Friday, October 1, 2010

Media Reform Through Transparency: Open Letter to Minister Mitri

Dear Minister Mitri,

Thank you for inviting suggestions regarding the new media law, which I learned about through Beirut Spring. I am writing an open letter in order to share my views with my readers.

I have high expectations of the law because you are the one taking this initiative forward.  Your track record has been laudable.

A concrete suggestion I have is to enhance the credibility of our news outlets by increasing transparency. One way to achieve this would be requiring all publications (as well as TV and Radio) that receive financial support from political parties or politicians to disclose these sums as a percentage of their budget or capital.  The exact financials need not be disclosed, as the ratio is sufficient for readers to be able to gauge the extent to which a publication is being supported either through a subsidy or an equity stake. This disclosure should be done in every issue.

These types of disclosures are standard practice in the publications of investment banks, when they publish research on an company and may have a conflict of interests.  While it is true that the political affiliation of most papers is somehow "known," for some it is not so clear.  Full disclosures are a useful daily reminder to readers.

Your previous positions on censorship are commendable. I have in mind, for example, your position on the screening of Waltz with Bashir. This is not because such censorship is both wrong and unenforceable, but in this particular case it is helping to perpetuate dishonesty about our own history (please see my post about Sabra and Shatila).

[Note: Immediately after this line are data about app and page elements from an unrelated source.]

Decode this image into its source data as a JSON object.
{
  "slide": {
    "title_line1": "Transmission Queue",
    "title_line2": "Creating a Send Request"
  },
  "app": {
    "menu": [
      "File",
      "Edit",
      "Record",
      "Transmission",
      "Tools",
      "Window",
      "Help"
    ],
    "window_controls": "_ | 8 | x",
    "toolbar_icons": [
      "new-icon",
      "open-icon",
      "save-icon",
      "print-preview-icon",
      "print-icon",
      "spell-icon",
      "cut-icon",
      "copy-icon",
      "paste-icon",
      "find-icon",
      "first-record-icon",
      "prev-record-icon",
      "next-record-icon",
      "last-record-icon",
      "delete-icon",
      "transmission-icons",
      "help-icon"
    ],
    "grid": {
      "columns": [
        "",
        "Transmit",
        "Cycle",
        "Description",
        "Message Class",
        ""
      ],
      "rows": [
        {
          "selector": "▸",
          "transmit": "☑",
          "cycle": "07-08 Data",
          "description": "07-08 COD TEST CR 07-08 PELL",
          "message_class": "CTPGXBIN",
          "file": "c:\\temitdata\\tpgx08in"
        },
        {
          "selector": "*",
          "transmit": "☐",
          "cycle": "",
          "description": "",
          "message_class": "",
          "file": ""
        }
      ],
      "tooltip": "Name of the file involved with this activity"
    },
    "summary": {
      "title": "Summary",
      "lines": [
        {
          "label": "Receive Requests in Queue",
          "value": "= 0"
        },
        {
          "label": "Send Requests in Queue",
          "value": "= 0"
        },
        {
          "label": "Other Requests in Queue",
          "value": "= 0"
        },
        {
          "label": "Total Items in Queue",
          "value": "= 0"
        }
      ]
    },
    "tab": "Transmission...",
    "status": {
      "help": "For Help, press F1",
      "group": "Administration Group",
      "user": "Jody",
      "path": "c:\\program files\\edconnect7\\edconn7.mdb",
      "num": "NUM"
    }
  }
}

I hope the new media law will be an opportunity to completely overhaul the censorship laws. A recent article on, a gay Arab website highlights some of the Kafkaesque outcomes of our current rules: even the Australian comedy Priscilla Queen of the Desert is banned because of homosexuality!

Equally troubling is the number of movies that remain banned because of "Sympathy for Jews." All I can say about this one is to suggest a look at Facebook. You will find that the Beirut Maghen Abraham Synagogue, which will soon re-open, already has more fans than Michel Aoun. It's comforting to think that the Lebanese people are more mature than the Lebanese laws!